The Ancient Magus’ Bride is a series that had a whole lot of enthusiasm for it ahead of its debut and it was certainly warranted. There’s a lot to like with this series as it immerses you into this natural world of magic and all that it entails with the creatures and rules of it all. It’s one that you can liken to Mushishi in a lot of ways but approached in a very different way. It’s beautifully animated and has a great cast for both language options that we get here. This set is a bit lighter than the first with its limited edition but it delivers where it counts with a fantastic visual presentation, some good extras to delve into, and a solid package all around. It’s definitely a good way to close out the show and entice people into following the manga.
Japanese Dolby TrueHD 2.0 Language, English Dolby TrueHD 5.1 Language, English Subtitles, Episode 21 Commentary, The Ancient Magus’ Bride at Anime Expo 2018: Interview with George Wada and Norihiro Naganuma, Trailers
Content Grade: A-
Audio Grade: B+
Video Grade: A
Packaging Grade: B+
Menu Grade: B
Extras Grade: B+
Released By: Funimation
Release Date: April 16th, 2019
Running Time: 300 Minutes
Video Encoding: 1080p AVC
Aspect Ratio: 1.78:1 Widescreen

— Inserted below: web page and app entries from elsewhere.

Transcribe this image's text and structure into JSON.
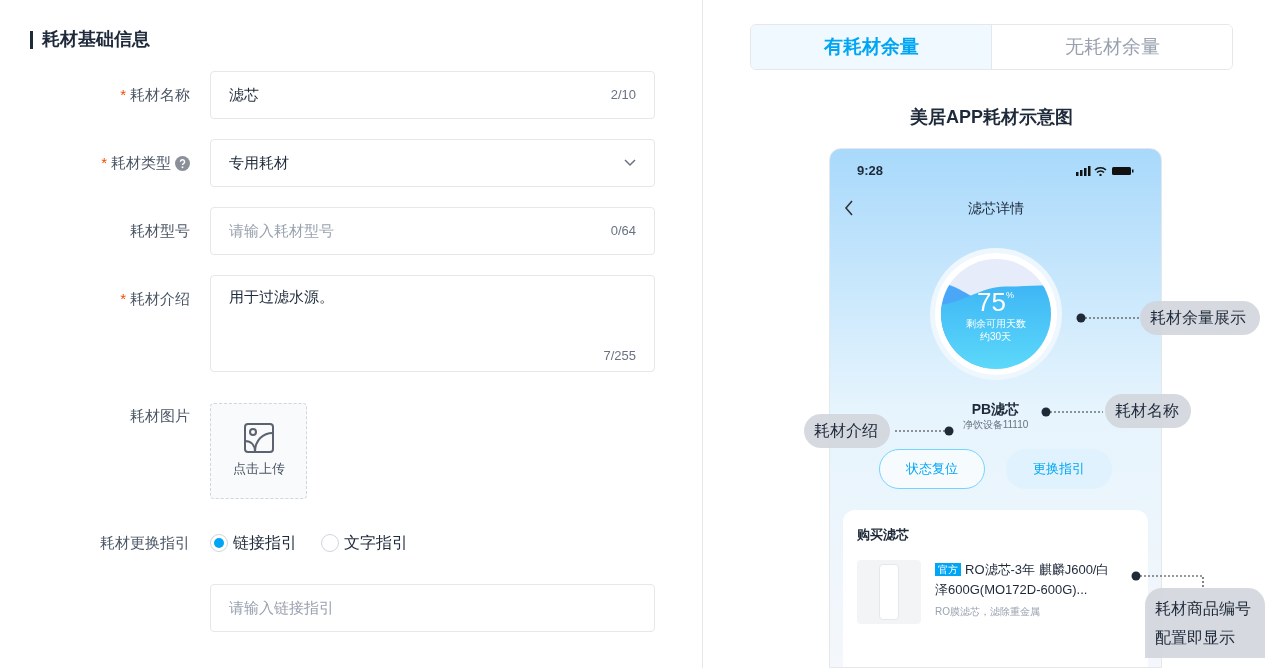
{
  "section_title": "耗材基础信息",
  "fields": [
    {
      "kind": "text",
      "label": "耗材名称",
      "required_mark": "*",
      "value": "滤芯",
      "counter": "2/10"
    },
    {
      "kind": "select",
      "label": "耗材类型",
      "required_mark": "*",
      "help_icon": true,
      "value": "专用耗材"
    },
    {
      "kind": "text",
      "label": "耗材型号",
      "placeholder": "请输入耗材型号",
      "counter": "0/64"
    },
    {
      "kind": "textarea",
      "label": "耗材介绍",
      "required_mark": "*",
      "value": "用于过滤水源。",
      "counter": "7/255"
    },
    {
      "kind": "upload",
      "label": "耗材图片",
      "upload_text": "点击上传"
    },
    {
      "kind": "radio",
      "label": "耗材更换指引",
      "options": [
        {
          "label": "链接指引",
          "selected": true
        },
        {
          "label": "文字指引",
          "selected": false
        }
      ]
    },
    {
      "kind": "text",
      "placeholder": "请输入链接指引"
    }
  ],
  "tabs": [
    {
      "label": "有耗材余量",
      "selected": true
    },
    {
      "label": "无耗材余量",
      "selected": false
    }
  ],
  "preview_title": "美居APP耗材示意图",
  "phone": {
    "time": "9:28",
    "title": "滤芯详情",
    "gauge": {
      "percent": "75",
      "unit": "%",
      "line1": "剩余可用天数",
      "line2": "约30天",
      "level": 0.75
    },
    "product_name": "PB滤芯",
    "device": "净饮设备11110",
    "buttons": [
      "状态复位",
      "更换指引"
    ],
    "buy": {
      "title": "购买滤芯",
      "tag": "官方",
      "name": "RO滤芯-3年 麒麟J600/白泽600G(MO172D-600G)...",
      "description": "RO膜滤芯，滤除重金属"
    }
  },
  "callouts": [
    "耗材余量展示",
    "耗材名称",
    "耗材介绍",
    "耗材商品编号配置即显示"
  ]
}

Sony KDL70R550A 70″ LED 1080P HDTV, Sony PlayStation3 Blu-ray player via HDMI set to 1080p, Onkyo TX-SR605 Receiver and Panasonic SB-TP20S Multi-Channel Speaker System With 100-Watt Subwoofer.